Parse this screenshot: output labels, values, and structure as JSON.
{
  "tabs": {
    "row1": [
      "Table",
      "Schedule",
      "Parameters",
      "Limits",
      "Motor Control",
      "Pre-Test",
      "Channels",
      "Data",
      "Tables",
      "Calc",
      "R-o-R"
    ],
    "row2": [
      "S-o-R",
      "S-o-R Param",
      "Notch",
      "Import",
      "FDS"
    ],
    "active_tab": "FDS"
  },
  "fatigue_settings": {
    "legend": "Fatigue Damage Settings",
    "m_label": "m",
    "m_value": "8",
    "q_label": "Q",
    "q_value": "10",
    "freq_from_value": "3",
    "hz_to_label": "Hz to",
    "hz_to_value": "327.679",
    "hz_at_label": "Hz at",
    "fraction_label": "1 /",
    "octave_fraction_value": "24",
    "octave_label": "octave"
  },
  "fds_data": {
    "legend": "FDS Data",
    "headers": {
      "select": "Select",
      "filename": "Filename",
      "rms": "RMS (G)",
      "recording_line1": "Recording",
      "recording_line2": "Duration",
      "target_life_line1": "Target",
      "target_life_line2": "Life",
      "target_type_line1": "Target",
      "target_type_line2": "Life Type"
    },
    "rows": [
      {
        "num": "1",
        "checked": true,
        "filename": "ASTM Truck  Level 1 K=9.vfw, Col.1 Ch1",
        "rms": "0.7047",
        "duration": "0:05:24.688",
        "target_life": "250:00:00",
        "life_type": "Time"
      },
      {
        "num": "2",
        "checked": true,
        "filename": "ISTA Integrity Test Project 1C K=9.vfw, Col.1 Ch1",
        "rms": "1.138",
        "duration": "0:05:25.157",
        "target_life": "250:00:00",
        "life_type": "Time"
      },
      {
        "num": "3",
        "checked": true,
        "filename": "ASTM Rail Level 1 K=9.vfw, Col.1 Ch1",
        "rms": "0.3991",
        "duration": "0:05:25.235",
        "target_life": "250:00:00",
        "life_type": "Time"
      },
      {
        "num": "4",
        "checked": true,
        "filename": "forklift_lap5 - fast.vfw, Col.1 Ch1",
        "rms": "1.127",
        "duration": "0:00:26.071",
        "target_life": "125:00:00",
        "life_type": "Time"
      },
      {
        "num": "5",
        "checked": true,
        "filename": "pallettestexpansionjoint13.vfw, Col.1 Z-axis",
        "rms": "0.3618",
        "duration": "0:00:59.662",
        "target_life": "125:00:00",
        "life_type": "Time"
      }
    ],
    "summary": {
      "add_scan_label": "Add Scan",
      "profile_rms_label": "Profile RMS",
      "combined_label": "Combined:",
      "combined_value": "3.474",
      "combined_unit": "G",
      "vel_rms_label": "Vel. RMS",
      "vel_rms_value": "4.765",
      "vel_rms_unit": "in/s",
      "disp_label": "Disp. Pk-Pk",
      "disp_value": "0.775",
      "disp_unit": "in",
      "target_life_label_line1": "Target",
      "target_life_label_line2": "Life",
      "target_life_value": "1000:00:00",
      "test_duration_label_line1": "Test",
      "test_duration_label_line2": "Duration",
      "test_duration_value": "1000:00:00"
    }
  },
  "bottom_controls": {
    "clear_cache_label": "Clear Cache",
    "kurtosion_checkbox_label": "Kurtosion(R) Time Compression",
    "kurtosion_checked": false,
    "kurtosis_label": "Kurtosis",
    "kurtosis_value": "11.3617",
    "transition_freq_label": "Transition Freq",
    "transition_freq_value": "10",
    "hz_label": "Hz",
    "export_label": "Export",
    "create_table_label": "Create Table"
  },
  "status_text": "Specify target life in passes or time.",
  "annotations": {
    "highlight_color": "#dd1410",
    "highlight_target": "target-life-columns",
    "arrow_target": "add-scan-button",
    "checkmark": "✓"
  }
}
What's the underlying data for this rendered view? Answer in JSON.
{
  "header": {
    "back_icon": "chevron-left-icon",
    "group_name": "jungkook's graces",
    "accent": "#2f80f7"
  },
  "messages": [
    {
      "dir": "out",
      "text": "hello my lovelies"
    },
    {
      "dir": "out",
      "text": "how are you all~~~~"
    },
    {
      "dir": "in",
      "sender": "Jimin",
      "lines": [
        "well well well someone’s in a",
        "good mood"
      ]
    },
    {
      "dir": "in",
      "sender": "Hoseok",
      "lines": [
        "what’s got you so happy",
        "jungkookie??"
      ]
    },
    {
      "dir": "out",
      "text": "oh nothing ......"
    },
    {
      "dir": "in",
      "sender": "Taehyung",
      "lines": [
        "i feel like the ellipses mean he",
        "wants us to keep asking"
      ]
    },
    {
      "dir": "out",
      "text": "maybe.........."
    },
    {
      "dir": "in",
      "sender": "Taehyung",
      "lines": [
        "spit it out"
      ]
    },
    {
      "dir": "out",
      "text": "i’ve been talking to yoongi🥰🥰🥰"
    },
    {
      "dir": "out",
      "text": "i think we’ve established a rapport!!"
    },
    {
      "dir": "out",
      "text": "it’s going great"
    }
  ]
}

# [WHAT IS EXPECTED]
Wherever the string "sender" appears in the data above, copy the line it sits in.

# [OUTPUT FOR THIS TASK]
      "sender": "Jimin",
      "sender": "Hoseok",
      "sender": "Taehyung",
      "sender": "Taehyung",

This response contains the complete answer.